Make Your Own Popcorn Balls

This lightened-up Halloween treat has a few tricks – homemade popcorn, a few better-for-you ingredients and smart portions.

Lots of sugar and fat can make this classic Halloween treat super scary. This lightened-up treat has a few tricks – homemade popcorn, a few better-for-you ingredients and smart portions.

Nutrition Facts

Depending on the ingredients, basic buttery and sugary popcorn balls can have anywhere from 200 to 400-plus calories. The numbers only go up from there with the addition of nuts, candy and caramel. Treat trick-or-treaters or Halloween party-goers to this homemade version  -- with a fraction of the calories -- instead.

Pumpkin Seed & Candy Corn Popcorn Balls

Makes: 16 pieces
Ingredients:
12 cups air-popped popcorn **
½ cup toasted pumpkin seeds
½ cup candy corn, chopped
2 tablespoons buttery spread (such as Smart Balance)
1 (10 ounce) bag mini marshmallows
Directions:

In a large bowl combine popcorn, pumpkin seeds and candy corn; set aside.

Melt spread in a large skillet over medium heat. Add marshmallows and stir until melted (3 to 4 minutes).  Pour marshmallow mixture over popcorn and toss well to coat. Using a spoon, scoop out a handful of mixture and form into 16 evenly sized balls. Transfer to a sheet pan lined with parchment paper to cool and set. Once cool, store in an air-tight container for up to 3 days.

** For each 5 cups of popcorn, place ¼ cup popcorn kernels in a paper lunch bag and microwave on high heat for approximately 2 minutes. Repeat.

Prep Tip: Mixture is sticky. Coat hands with nonstick cooking spray to make forming balls easier.

Nutrition Info Per Piece
Calories: 107
Total Fat:  2 grams
Saturated Fat:  0 grams
Total Carbohydrate:  22 grams
Sugars: 12 grams
Protein:  1 gram
Sodium:  31 milligrams
Cholesterol:  0 milligrams
Fiber:  1 gram
Keep Reading

Next Up

Make Your Own Matzo Ball Soup

Every Passover, one of our family traditions is making matzo ball soup. Although Passover is a week-long holiday, we always run out of soup after two days no matter how many batches we cook up. Toss out the pre-packaged matzo ball mix and try my grandma’s famous matzo ball recipe any time of year!

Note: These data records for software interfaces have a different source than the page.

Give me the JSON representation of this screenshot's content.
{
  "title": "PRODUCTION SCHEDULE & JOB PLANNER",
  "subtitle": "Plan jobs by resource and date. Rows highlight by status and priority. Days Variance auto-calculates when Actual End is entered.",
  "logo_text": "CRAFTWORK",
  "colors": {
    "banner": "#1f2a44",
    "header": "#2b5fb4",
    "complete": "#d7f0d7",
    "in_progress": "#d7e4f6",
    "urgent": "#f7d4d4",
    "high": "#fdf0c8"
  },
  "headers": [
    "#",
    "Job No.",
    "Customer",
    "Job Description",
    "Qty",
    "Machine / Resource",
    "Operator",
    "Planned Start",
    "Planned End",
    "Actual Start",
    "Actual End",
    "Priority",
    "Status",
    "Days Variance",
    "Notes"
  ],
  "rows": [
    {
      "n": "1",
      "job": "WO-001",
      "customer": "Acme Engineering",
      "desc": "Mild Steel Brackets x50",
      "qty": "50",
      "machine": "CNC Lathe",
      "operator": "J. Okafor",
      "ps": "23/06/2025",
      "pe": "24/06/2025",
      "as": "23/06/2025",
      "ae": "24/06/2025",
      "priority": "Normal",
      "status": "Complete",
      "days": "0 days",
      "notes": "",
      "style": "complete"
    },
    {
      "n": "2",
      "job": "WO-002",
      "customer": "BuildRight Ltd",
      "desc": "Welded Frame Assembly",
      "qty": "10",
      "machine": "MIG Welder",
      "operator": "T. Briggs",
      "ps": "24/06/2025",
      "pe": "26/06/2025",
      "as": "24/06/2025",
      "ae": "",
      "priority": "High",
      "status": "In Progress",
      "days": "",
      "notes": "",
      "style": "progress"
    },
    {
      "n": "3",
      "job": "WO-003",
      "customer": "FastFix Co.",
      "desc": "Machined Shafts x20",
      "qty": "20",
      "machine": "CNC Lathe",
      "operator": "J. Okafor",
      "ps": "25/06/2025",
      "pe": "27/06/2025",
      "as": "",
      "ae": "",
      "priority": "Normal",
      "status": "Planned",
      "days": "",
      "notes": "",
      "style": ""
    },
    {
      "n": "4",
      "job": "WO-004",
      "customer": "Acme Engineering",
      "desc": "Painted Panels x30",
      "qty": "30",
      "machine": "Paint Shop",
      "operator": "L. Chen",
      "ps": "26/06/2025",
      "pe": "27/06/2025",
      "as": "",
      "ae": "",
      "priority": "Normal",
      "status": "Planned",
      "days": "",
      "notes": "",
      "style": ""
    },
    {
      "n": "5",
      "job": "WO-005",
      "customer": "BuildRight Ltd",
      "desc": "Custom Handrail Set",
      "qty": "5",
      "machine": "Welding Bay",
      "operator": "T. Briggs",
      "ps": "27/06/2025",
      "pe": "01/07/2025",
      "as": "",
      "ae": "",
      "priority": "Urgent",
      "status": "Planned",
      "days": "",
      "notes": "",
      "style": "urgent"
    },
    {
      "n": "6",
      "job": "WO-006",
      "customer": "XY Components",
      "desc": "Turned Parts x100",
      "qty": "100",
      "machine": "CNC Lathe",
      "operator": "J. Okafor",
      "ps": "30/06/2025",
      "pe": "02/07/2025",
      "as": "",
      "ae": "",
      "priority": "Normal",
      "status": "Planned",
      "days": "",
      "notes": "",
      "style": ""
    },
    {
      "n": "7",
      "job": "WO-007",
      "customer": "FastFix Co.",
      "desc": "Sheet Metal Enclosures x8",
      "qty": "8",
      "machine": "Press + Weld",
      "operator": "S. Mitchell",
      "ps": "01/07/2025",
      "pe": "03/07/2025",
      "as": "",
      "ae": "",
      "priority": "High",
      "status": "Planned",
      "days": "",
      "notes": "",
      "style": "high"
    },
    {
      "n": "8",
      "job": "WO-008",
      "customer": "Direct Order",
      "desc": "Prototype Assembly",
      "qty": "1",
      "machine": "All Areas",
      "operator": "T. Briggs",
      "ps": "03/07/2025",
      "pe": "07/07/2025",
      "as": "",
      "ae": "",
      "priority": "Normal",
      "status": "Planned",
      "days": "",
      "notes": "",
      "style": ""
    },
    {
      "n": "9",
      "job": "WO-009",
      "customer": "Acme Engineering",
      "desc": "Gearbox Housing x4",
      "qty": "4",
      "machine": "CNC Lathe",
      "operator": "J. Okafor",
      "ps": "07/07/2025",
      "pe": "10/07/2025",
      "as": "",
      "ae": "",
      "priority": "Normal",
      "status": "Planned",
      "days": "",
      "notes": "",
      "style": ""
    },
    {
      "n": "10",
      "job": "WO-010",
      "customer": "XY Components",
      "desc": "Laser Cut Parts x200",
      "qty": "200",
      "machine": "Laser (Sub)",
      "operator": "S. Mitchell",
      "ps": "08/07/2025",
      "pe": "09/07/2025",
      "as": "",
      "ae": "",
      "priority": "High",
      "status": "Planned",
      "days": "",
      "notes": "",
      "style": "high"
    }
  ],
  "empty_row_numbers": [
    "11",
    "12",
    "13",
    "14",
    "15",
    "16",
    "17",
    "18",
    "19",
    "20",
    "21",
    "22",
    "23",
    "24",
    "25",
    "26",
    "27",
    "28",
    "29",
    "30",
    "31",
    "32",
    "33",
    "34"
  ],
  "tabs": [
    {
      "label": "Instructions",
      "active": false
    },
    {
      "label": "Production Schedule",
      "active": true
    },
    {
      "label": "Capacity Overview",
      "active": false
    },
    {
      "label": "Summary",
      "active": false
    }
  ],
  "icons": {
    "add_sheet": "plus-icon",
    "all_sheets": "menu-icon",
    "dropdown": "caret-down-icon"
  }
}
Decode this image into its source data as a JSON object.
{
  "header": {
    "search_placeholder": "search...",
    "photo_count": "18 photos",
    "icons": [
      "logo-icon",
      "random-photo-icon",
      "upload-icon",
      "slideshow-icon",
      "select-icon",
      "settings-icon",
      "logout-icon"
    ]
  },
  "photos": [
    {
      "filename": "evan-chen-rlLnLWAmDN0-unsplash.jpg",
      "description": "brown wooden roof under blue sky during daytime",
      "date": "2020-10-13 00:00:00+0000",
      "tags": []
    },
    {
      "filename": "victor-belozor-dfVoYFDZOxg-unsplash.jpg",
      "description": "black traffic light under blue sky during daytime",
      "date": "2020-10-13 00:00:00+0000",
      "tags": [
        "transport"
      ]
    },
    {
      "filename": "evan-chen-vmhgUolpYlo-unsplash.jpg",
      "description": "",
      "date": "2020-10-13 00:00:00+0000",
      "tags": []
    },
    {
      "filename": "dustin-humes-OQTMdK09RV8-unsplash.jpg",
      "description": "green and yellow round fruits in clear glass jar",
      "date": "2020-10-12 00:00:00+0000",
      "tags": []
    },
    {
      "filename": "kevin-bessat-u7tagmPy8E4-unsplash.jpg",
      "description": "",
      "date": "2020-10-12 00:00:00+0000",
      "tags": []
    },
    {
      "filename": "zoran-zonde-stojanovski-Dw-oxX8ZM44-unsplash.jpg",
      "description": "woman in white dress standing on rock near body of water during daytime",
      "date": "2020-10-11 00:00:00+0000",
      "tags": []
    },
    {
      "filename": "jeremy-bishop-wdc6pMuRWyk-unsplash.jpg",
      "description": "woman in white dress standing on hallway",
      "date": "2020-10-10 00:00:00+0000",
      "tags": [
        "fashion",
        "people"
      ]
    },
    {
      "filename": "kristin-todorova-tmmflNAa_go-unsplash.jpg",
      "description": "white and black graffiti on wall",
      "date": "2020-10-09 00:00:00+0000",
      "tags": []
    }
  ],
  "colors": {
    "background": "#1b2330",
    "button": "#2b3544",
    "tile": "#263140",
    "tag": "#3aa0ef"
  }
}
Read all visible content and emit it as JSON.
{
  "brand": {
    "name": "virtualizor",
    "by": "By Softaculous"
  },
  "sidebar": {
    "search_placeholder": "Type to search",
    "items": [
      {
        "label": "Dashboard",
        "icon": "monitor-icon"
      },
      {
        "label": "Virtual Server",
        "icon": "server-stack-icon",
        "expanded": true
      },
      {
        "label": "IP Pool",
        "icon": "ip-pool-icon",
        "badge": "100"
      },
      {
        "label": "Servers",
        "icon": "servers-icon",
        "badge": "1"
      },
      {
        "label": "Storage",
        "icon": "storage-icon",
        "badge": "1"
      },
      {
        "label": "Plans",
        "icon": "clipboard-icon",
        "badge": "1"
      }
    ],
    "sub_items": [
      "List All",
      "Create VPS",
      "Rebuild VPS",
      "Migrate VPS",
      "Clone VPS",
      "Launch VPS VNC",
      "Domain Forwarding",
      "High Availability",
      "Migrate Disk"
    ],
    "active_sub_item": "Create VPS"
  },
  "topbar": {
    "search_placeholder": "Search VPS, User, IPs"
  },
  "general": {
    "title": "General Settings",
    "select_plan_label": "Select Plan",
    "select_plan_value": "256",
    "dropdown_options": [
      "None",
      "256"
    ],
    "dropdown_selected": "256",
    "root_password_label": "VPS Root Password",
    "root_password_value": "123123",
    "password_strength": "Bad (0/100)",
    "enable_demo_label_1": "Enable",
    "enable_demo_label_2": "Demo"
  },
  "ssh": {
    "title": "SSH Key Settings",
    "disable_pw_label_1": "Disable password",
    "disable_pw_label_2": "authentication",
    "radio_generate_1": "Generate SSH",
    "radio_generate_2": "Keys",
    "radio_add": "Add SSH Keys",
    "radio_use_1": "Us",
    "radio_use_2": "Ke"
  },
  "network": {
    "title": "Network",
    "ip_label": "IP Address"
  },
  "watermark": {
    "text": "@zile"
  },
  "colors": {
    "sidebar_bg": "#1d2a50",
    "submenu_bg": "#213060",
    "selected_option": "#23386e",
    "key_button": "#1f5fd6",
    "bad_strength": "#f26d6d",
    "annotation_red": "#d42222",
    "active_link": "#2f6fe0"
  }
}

Make Your Own Babaganoush

In the Middle East it’s traditional to find babaganoush with appetizers like hummus, tahini, pita bread and olives. Here's how to make your own.

Make Your Own Salsa

Believe it or not, salsa has topped ketchup as America's most popular condiment, according to some sales reports. Salsa can be more than just tomatoes and onions, though. Pass up the jarred stuff and make fresh mixes at home.

Make Your Own Pudding

When I was a little girl, my dad’s specialty was chocolate pudding. Believe me, if my dad can do it so can you (burnt eggs were also on the menu).

Make Your Own Twinkies

Twinkies' ingredient list includes highly-processed ingredients like trans fats, processed sweeteners and preservatives. Avoid all this stuff by making your own instead!

Make Your Own Gazpacho

Between the backyard garden, CSA deliveries, and compulsive trips to the farmers’ market – my kitchen is bursting with tomatoes and other goodies like cucumbers, onion and herbs. What’s one of the most tasty and healthy ways to use up lots of veggies? When life hands you tomatoes….make gazpacho!

Make Your Own Margaritas

Some celebrations call for magaritas, but lots of alcohol, sugary add-ins, and a super-sized glass and you’ve got a 600+ calorie cocktail. Take part in the fiesta with our recipes -- all under 275 calories.

Make Your Own Granola

Granola is the classic healthy food, right? Not exactly. Many packaged granola mixes are drowning in sugar, fat and calories, but don't worry -- there are ways to work it into a healthy diet, especially when you make your own.

Make Your Own Hummus

Hummus may be an old favorite to some, but still foreign to others. Here is the skinny on this healthy spread and some recipes to try.

Make Your Own Condiments

The ingredient lists for most packaged condiments are just plain scary! The added sugar, salt and other unpronounceable preservatives make these basic dips and spreads practically junk food. With some simple ingredients and easy prep work, you can make your own. We’re starting out with three of the most popular condiments: ketchup, mustard and tartar sauce.